Dad laughs, a little uncomfortably, but Gene-Jean is polite and wide-eyed, even courteous. Away from home, Gene-Jean has absorbed a pure diet of gender-liberty and net-zero emissions. No contrary opinions are allowed in her cult. She is the post-Christian version of a crusading 19th century pietist. Instead of wiping out lust with graham crackers, she is fighting social injustice with a “teaching moment” for her own backward family members.
“I don’t mean to be disrespectful,” Gene-Jean says, with genuine concern, “but it’s questions like that—the assumption of heterosexual attraction—that leaves queer people with no option but suicide.”

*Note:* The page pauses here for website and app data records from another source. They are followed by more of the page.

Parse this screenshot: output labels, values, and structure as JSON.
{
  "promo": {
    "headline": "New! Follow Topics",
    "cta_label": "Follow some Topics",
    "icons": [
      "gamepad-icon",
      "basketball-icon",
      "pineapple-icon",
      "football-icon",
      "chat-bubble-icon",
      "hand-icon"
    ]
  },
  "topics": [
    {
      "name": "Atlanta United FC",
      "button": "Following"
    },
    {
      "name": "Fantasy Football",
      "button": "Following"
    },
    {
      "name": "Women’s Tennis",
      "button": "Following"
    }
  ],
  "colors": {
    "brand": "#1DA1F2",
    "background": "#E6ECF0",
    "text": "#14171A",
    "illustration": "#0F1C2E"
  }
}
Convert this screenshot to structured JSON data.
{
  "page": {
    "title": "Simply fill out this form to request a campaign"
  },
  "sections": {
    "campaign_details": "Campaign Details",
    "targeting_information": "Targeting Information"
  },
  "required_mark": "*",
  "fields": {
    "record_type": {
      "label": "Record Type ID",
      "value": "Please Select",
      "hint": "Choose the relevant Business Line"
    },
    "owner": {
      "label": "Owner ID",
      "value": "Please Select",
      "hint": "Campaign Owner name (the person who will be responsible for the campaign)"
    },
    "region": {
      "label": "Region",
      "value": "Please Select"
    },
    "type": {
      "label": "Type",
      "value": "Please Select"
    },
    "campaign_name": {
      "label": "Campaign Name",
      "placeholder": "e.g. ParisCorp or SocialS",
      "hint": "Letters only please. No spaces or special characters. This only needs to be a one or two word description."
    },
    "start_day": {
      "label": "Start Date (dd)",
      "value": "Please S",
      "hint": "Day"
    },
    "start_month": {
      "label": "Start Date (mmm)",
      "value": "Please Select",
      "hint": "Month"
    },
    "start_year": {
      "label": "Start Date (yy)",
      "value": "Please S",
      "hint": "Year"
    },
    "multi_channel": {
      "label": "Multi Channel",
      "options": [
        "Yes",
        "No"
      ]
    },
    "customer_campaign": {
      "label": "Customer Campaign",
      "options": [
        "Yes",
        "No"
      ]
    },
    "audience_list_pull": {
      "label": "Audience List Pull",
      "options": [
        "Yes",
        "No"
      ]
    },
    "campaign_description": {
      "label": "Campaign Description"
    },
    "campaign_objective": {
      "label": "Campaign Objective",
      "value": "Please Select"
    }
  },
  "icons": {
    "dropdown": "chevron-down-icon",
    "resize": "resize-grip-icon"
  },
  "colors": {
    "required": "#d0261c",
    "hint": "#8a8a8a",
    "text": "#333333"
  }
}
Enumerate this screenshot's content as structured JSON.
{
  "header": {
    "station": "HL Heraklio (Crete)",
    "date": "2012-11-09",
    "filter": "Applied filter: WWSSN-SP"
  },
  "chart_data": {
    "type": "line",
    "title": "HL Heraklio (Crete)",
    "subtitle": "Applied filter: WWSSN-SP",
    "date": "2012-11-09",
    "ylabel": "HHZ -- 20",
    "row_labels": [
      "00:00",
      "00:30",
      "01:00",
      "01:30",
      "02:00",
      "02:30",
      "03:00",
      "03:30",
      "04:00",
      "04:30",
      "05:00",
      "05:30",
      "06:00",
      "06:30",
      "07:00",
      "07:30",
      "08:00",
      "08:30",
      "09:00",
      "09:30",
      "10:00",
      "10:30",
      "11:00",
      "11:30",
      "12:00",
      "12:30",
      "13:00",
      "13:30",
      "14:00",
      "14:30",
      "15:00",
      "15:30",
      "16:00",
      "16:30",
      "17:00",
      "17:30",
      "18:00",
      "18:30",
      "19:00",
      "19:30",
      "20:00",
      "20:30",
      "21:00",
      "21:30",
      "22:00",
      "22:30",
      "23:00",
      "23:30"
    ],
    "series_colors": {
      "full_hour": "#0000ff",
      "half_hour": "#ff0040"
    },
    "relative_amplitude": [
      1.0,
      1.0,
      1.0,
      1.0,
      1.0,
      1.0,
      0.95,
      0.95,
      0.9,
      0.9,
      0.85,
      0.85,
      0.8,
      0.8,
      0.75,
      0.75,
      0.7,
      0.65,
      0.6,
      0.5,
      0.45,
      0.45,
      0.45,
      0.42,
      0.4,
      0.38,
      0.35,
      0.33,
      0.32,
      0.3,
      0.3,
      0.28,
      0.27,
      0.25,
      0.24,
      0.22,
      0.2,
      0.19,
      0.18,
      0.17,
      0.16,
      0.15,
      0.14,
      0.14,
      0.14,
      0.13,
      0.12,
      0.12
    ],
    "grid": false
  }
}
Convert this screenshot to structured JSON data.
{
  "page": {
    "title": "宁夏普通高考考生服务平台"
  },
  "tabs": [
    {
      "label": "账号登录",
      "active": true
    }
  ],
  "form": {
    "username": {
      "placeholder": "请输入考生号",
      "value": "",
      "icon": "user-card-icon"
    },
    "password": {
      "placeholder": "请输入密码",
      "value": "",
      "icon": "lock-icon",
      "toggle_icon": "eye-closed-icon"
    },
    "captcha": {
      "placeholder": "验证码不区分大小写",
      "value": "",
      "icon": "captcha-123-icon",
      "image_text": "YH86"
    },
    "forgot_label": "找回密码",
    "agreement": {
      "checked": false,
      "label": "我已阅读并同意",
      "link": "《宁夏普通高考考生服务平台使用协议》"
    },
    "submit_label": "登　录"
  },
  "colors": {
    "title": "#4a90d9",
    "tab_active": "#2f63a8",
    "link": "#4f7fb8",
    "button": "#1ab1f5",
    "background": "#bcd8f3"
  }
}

Dad, having now inspired mass-suicide, feels mom’s hand on his arm under the table. It’s the “let this one go” grasp. Mom is begging dad, silently, not to engage.
Many times, the conservative, privacy-loving family allows Gene-Jean to go on for hours, uninterrupted, giving her antiChrist version of the Sermon on the Mount, simply to buy the peace, and their continued privacy, because everyone knows, certainly mom and dad, that Gene-Jean’s army, away from home, is powerful—if not in numbers then in sheer volume. Who really wants to upset someone on an Antifa jihad?
We kid ourselves with excuses:.
- “Look, I work for the county, and I’m one of the few conservatives there, so I want to remain a voice with influence, even though—uh, on this occasion—I’m not going to use my voice. I can see this conversation being posted on the internet.”
- “The most important thing is keeping the family together, even if we disagree, and that means me being silent, so that our disagreements don’t end up on Facebook.”
- “I’m in a very public business and I can see the Instagram crusade against me right now.”
Sometimes we go down without a fight, and who ends up winning that fight? The one who fought, of course. Gene-Jean. Gene-Jean was seen to have had such a compelling argument, no one dared confront it. The conservative, Christian family thought they were being polite, but they were confirming for Gene-Jean their surrender to the superior ideas of the academy and the city. “My parents really must have been separatist wackos, because they were too afraid to even speak to Gene-Jean.” Gene-Jean, like a virus, infects every cell in the family.
A few years later, you see Gene-Jean’s little brother sporting a hammer and sickle on his Instagram profile.
Division is Healthy Stuff
A few of my own children have begged me to stop writing altogether, to forfeit all social media presence. They usually appeal to my wife to make the petition. My wife knows me better, and I’m left to wonder whether they take me for an embarrassing fool, or a truthful, if convicting voice—or something between the two. One of them sought “Christian” family counseling, and the result included the advice to “seek distance.” You know the verse: “If your brother sins against you, seek some distance. Avoid all family functions.” No?
As parents, as seniors, as the older, theoretically wiser generation, we can’t simply wish to be liked. We need to risk being hated. We need to risk very difficult conversations. That’s part of our job description, even if it means being scorned publicly. I’ve lived in this scorn for sometime, and guess what? The water’s lovely. I know where I stand with people. I know where my friends, and where my enemies, really live—and I have this consolation from the God-man himself: “I come not to bring peace, but a sword.”